  49. 49. Amarasinghe A, Wichmann O, Margolis HS, Mahoney RT (2010) Forecasting dengue vaccine demand in disease endemic and non-endemic countries. Human Vaccines 6: 745–53.
  50. 50. Shepard DS, Suaya JA, Halstead SB, Nathan MB, Gubler DJ, et al. (2004) Cost-effectiveness of a pediatric dengue vaccine. Vaccine 22(9–10): 1275–80.
  51. 51. Lee BY, Connor DL, Kitchen SB, Bacon KM, Shah M, et al. (2011) Economic value of dengue vaccine in Thailand. Am J Trop Med Hyg 84: 764–72.
  52. 52. Al-Muhandis N, Hunter PR (2011) The value of educational messages embedded in a communitybased approach to combat dengue fever: A systematic review and meta regression analysis.
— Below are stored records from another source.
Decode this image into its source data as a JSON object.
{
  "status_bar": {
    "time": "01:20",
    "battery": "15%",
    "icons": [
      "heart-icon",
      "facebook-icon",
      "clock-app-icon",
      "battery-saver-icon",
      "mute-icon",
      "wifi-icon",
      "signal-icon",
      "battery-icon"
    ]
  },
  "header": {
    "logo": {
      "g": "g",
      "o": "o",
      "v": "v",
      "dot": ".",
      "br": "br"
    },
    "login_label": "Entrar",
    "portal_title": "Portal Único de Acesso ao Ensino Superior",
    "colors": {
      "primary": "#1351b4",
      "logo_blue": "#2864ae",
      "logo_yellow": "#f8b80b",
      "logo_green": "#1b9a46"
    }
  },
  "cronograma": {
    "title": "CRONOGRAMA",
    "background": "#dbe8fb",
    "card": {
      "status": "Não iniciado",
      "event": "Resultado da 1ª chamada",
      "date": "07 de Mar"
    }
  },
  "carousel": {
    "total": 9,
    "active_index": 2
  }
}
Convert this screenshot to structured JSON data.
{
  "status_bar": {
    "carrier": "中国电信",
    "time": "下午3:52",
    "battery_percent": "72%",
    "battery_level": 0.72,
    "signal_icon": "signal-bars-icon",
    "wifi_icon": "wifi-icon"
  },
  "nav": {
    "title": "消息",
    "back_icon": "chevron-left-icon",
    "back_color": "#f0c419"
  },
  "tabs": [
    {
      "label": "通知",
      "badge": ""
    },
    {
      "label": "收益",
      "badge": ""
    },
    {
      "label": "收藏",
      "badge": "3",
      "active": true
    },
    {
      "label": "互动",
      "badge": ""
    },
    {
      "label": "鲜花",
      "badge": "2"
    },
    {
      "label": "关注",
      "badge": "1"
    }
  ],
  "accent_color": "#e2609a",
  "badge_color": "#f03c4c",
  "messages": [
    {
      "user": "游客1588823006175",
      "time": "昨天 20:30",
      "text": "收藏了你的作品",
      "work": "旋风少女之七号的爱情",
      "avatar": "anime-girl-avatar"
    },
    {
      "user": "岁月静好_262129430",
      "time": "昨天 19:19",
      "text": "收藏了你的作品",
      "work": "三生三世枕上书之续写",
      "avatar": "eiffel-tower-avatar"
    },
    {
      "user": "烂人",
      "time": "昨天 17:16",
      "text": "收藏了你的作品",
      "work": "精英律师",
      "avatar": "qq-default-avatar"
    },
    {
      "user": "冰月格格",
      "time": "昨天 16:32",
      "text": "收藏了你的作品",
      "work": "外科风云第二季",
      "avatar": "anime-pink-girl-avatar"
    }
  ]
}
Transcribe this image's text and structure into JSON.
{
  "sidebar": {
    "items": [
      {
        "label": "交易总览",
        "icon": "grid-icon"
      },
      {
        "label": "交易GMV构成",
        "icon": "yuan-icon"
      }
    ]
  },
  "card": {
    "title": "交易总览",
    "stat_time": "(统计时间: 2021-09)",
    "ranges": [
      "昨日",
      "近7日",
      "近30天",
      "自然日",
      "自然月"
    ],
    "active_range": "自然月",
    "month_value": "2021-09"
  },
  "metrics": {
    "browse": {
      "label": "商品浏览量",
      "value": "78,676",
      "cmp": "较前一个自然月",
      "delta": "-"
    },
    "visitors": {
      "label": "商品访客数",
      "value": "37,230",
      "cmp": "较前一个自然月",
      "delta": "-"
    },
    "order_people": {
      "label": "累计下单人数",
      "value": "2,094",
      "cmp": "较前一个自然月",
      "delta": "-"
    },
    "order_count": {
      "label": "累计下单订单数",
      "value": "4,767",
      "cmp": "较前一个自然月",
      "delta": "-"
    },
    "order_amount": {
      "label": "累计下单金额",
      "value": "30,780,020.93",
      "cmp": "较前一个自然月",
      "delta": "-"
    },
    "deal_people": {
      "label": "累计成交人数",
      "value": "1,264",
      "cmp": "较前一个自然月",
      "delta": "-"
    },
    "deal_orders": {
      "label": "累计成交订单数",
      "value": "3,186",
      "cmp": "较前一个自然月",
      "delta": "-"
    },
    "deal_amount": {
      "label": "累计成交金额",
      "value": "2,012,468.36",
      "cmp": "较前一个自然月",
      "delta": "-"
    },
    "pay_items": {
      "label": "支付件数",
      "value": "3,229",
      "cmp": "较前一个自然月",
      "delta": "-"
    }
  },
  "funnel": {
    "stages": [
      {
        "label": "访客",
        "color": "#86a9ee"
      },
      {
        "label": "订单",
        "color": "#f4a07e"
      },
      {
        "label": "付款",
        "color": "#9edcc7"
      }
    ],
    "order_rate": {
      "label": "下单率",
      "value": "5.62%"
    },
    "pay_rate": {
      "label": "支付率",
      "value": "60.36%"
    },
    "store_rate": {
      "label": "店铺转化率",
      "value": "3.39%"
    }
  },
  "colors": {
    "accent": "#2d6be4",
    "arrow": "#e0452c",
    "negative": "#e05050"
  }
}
PLoS Negl Trop Dis 5: e1278.
  53. 53. Phuc HK, Andreasen MH, Burton RS, Vass C, Epton MJ, et al. (2007) Late-acting dominant lethal genetic systems and mosquito control. BMC Biol 5: 11.
  54. 54. Kambris Z, Cook PE, Phuc HK, Sinkins SP (2009) Immune activation by life-shortening Wolbachia and reduced filarial competence in mosquitoes. Science 326: 134–6.
  55. 55. Fu G, Lees RS, Nimmo D, Aw D, Jin L, et al. (2010) Female-specific ightless phenotype for mosquito control. Proc Natl Acad Sci U S A 107: 4550–4.
  56. 56. Walker T, Johnson PH, Moreira LA, Iturbe-Ormaetxe I, Frentiu FD, et al. (2011) The wMel Wolbachia strain blocks dengue and invades caged Aedes aegypti populations. Nature 476: 450–3.